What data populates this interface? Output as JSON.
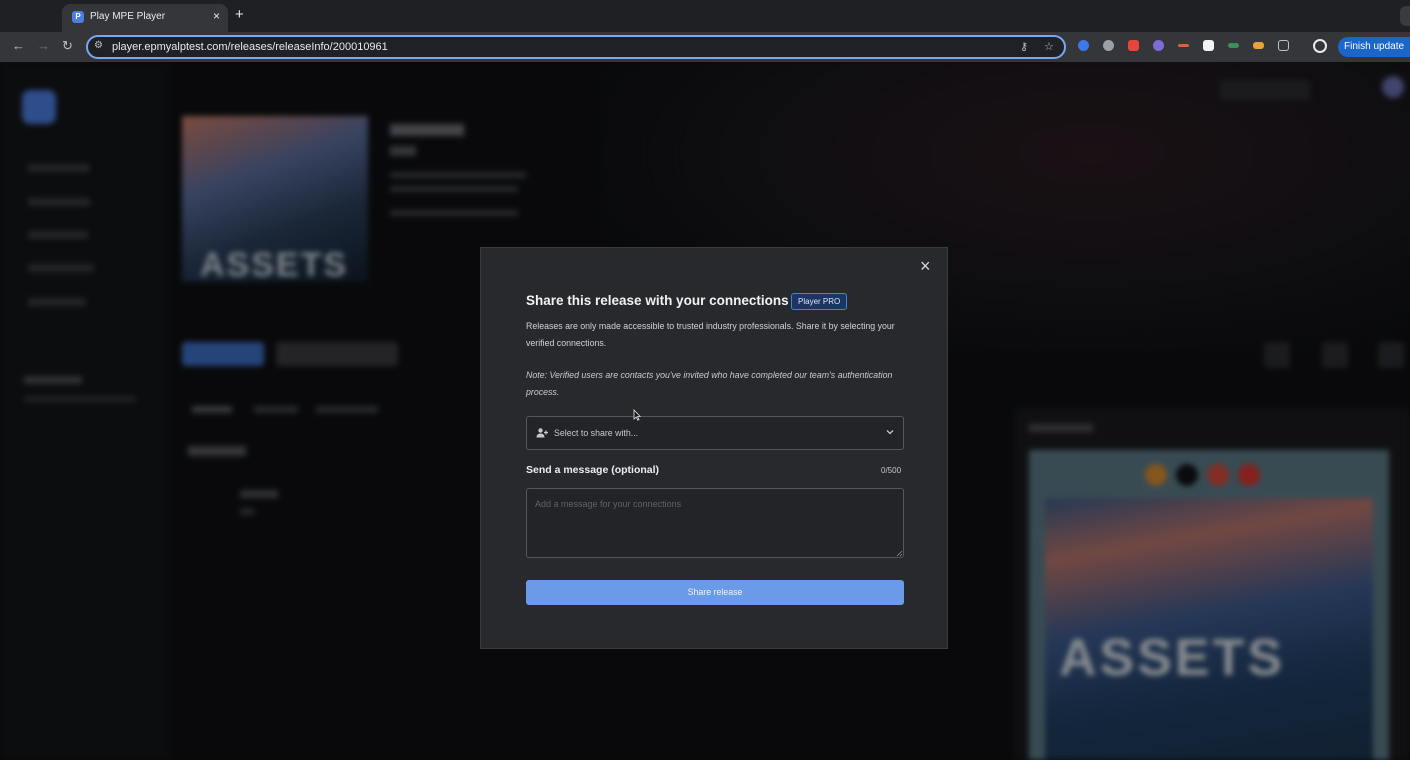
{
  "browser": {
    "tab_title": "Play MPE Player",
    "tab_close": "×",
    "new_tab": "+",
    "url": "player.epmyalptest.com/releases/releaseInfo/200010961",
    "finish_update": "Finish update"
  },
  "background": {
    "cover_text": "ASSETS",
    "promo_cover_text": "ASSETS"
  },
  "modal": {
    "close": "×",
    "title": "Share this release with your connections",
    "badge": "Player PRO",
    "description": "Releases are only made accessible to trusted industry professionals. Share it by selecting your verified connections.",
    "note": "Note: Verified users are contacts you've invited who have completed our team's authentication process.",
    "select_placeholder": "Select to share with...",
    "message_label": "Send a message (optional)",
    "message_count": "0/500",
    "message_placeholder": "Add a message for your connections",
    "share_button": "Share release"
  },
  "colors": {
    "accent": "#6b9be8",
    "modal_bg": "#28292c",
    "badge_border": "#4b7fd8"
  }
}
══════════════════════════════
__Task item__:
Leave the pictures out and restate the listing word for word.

__Response area__:
What data populates this interface? Output as JSON.
{
  "browser": {
    "tab_title": "Play MPE Player",
    "tab_close": "×",
    "new_tab": "+",
    "url": "player.epmyalptest.com/releases/releaseInfo/200010961",
    "finish_update": "Finish update"
  },
  "background": {
    "cover_text": "ASSETS",
    "promo_cover_text": "ASSETS"
  },
  "modal": {
    "close": "×",
    "title": "Share this release with your connections",
    "badge": "Player PRO",
    "description": "Releases are only made accessible to trusted industry professionals. Share it by selecting your verified connections.",
    "note": "Note: Verified users are contacts you've invited who have completed our team's authentication process.",
    "select_placeholder": "Select to share with...",
    "message_label": "Send a message (optional)",
    "message_count": "0/500",
    "message_placeholder": "Add a message for your connections",
    "share_button": "Share release"
  },
  "colors": {
    "accent": "#6b9be8",
    "modal_bg": "#28292c",
    "badge_border": "#4b7fd8"
  }
}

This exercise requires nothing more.